**Work item**
Produce a copy of every line in the records that holds the string "Verificación".
Data provided START
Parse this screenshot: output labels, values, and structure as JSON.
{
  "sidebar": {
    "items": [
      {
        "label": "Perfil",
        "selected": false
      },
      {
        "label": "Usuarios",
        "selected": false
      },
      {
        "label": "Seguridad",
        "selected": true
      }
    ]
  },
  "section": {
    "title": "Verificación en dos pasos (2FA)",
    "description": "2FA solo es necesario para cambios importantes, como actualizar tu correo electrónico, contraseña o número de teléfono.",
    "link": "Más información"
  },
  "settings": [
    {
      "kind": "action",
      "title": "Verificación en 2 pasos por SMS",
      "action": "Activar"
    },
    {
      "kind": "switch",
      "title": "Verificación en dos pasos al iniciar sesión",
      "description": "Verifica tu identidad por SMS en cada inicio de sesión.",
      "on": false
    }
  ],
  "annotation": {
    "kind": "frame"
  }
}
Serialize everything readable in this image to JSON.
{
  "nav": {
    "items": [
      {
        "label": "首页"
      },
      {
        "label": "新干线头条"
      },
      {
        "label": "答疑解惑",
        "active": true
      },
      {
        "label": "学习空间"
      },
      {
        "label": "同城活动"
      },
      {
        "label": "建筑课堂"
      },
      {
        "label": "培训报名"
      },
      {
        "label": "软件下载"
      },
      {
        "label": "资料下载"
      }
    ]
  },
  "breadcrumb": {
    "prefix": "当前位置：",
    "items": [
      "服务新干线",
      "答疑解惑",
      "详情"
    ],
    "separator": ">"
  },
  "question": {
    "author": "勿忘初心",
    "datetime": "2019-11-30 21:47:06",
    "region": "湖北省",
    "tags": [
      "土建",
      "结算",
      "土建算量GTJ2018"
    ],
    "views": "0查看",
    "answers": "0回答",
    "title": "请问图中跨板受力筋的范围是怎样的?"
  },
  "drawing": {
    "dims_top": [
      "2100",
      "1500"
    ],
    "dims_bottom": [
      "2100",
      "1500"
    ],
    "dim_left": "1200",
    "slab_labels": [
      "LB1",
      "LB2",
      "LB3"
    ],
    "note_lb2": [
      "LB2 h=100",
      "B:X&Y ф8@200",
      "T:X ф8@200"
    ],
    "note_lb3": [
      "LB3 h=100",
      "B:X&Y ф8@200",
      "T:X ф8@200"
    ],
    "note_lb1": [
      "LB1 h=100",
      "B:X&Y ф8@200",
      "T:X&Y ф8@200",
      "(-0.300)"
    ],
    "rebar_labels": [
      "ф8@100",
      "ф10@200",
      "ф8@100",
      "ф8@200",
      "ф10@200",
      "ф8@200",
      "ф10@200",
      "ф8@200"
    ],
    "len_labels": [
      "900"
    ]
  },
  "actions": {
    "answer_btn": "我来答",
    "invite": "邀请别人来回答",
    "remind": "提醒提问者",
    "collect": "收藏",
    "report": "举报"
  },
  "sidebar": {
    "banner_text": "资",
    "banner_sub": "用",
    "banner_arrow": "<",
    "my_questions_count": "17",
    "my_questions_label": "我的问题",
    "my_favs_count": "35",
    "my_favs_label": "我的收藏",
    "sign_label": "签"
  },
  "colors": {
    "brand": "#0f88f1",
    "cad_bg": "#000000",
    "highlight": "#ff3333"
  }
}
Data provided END
**Expected output**
    "title": "Verificación en dos pasos (2FA)",
      "title": "Verificación en 2 pasos por SMS",
      "title": "Verificación en dos pasos al iniciar sesión",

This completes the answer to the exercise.